As we ease into April, also known as “Poetry Month,” we are thrilled to welcome a pair of poetry ambassadors to our blog – Sara Holbrook and Michael Salinger. This duo has been writing and performing poetry around the world for many years, as well as inspiring others to find their own identities as poets. In our Teacher-to-Teacher spot this month, Sara and Michael dispel some common misconceptions about poetry, and then go on to make a convincing case for how it fits into and enriches any curriculum. We hope you enjoy this ‘visit’ with Sara and Michael, and we invite you to share your connections to this post, as well as your experiences with reading/listening to, writing, and teaching poetry.
by Sara Holbrook and Michael Salinger
The list of arguments not to teach poetry writing is long.
Confusing. Not rigorous enough. Not for the boys. Not aligned to the standards. Not non-fiction. And, what can I put in that grade book yawning open on the desktop? Is it fair to put a grade on kids’ feelings?
The list of reasons to lock poetry up in permanent confinement in those dangling weeks in the spring after everything else is done is even longer. School has requirements after all, assessments to be recorded, evaluations to be made. What does poetry have to do with 21st century literacy? Read more
By Mary Buckelew
Looking for ways to support and sustain the momentum and commitment needed to complete lengthy research projects in my secondary and college classes, I adapted Nancie Atwell’s “Status of the Class” method, which she describes in her book In the Middle (3rd Edition 2015). Atwell uses Status of the Class as a way to keep track of independent reading and writing. At the start of an independent reading or writing session, Atwell rapidly asks each student to state her or his plan for the session. She records student intentions in her own shorthand so that she can assist students in achieving their goals. She also wants “kids to hear what other students are writing about. Status-of-the-class responses are important sources of inspiration for new topics and genres” (Atwell, 2015, p.46).

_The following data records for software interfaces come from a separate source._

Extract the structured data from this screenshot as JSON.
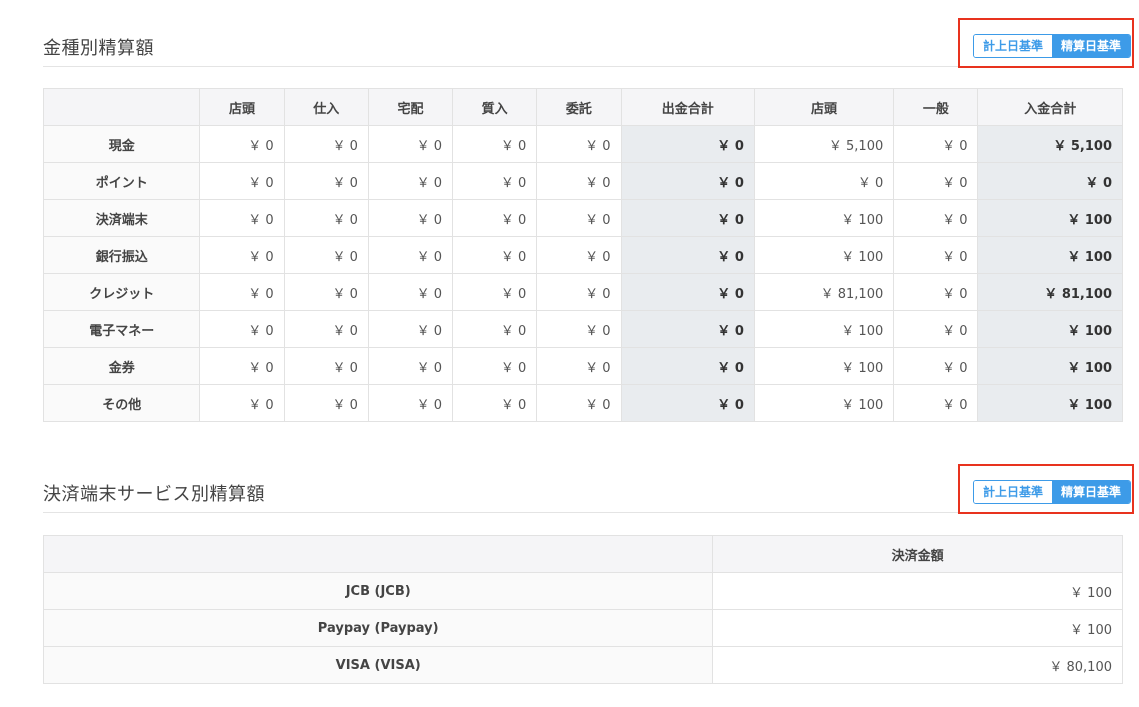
{
  "section1": {
    "title": "金種別精算額",
    "toggle": {
      "option_a": "計上日基準",
      "option_b": "精算日基準",
      "selected": "精算日基準"
    },
    "columns": [
      "",
      "店頭",
      "仕入",
      "宅配",
      "質入",
      "委託",
      "出金合計",
      "店頭",
      "一般",
      "入金合計"
    ],
    "rows": [
      {
        "label": "現金",
        "cells": [
          "￥ 0",
          "￥ 0",
          "￥ 0",
          "￥ 0",
          "￥ 0",
          "￥ 0",
          "￥ 5,100",
          "￥ 0",
          "￥ 5,100"
        ]
      },
      {
        "label": "ポイント",
        "cells": [
          "￥ 0",
          "￥ 0",
          "￥ 0",
          "￥ 0",
          "￥ 0",
          "￥ 0",
          "￥ 0",
          "￥ 0",
          "￥ 0"
        ]
      },
      {
        "label": "決済端末",
        "cells": [
          "￥ 0",
          "￥ 0",
          "￥ 0",
          "￥ 0",
          "￥ 0",
          "￥ 0",
          "￥ 100",
          "￥ 0",
          "￥ 100"
        ]
      },
      {
        "label": "銀行振込",
        "cells": [
          "￥ 0",
          "￥ 0",
          "￥ 0",
          "￥ 0",
          "￥ 0",
          "￥ 0",
          "￥ 100",
          "￥ 0",
          "￥ 100"
        ]
      },
      {
        "label": "クレジット",
        "cells": [
          "￥ 0",
          "￥ 0",
          "￥ 0",
          "￥ 0",
          "￥ 0",
          "￥ 0",
          "￥ 81,100",
          "￥ 0",
          "￥ 81,100"
        ]
      },
      {
        "label": "電子マネー",
        "cells": [
          "￥ 0",
          "￥ 0",
          "￥ 0",
          "￥ 0",
          "￥ 0",
          "￥ 0",
          "￥ 100",
          "￥ 0",
          "￥ 100"
        ]
      },
      {
        "label": "金券",
        "cells": [
          "￥ 0",
          "￥ 0",
          "￥ 0",
          "￥ 0",
          "￥ 0",
          "￥ 0",
          "￥ 100",
          "￥ 0",
          "￥ 100"
        ]
      },
      {
        "label": "その他",
        "cells": [
          "￥ 0",
          "￥ 0",
          "￥ 0",
          "￥ 0",
          "￥ 0",
          "￥ 0",
          "￥ 100",
          "￥ 0",
          "￥ 100"
        ]
      }
    ]
  },
  "section2": {
    "title": "決済端末サービス別精算額",
    "toggle": {
      "option_a": "計上日基準",
      "option_b": "精算日基準",
      "selected": "精算日基準"
    },
    "columns": [
      "",
      "決済金額"
    ],
    "rows": [
      {
        "label": "JCB (JCB)",
        "amount": "￥ 100"
      },
      {
        "label": "Paypay (Paypay)",
        "amount": "￥ 100"
      },
      {
        "label": "VISA (VISA)",
        "amount": "￥ 80,100"
      }
    ]
  },
  "colors": {
    "accent": "#3d9be8",
    "highlight_border": "#e8321e",
    "total_bg": "#e9ecef"
  }
}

I adapted Atwell’s strategy so that everyone in the classroom becomes involved in the Status of the Class. I use Status of the Class three times during the research process. The dialogic nature of Status of the Class that I’ve incorporated reinforces that we are a collaborative, creative, and supportive Think Tank.
I’ve implemented the following three (3) status of the class assessments throughout major research projects: Status of the Heart, Mind, and Pen.
Each “Status of the Class” occurs at different points in the research process, moving students along and giving me an idea of who may need more assistance – all the while reinforcing that we are a community of researchers.
Prior to each “Status of the Class,” we form a circle and I have my clipboard ready ala Atwell to record each student’s status.
I remind students of the protocol for sharing during Status of the Class:
1. Each student has one minute or less to share.
2. Other students may offer suggestions/answer questions in one minute or less.
3. Students may follow-up with each other after the initial “Status of the Class” is finished. Read more
By Gaetan Pappalardo
“Rigor without pleasure is usually a losing proposition; it runs against human nature.”
I credit the hours of diagraming sentences to the yellow sweat stains on my catholic boy Oxford. Uncomfortable and sweaty, I trudged through worksheet after worksheet under the iron fist of the nuns. Some students learn to write in this environment. I didn’t. However, it taught me discipline. Thirteen years of catholic school taught me to persevere through boredom, academic distraught and catholic guilt. And that discipline waited in my subconscious for a long time. It waited for a partner. It waited for love.
Tennis. Writing. Guitar. Teaching.
These “loves” came later in life. I loved them so much that I was willing to suffer in order to succeed (That’s called grit –– The new buzz word that teachers are supposed implant in kids. I know, right?). Discipline collided with love and the end result was/is success.
Here’s my formula–– Discipline + Love = Grit = Success Read more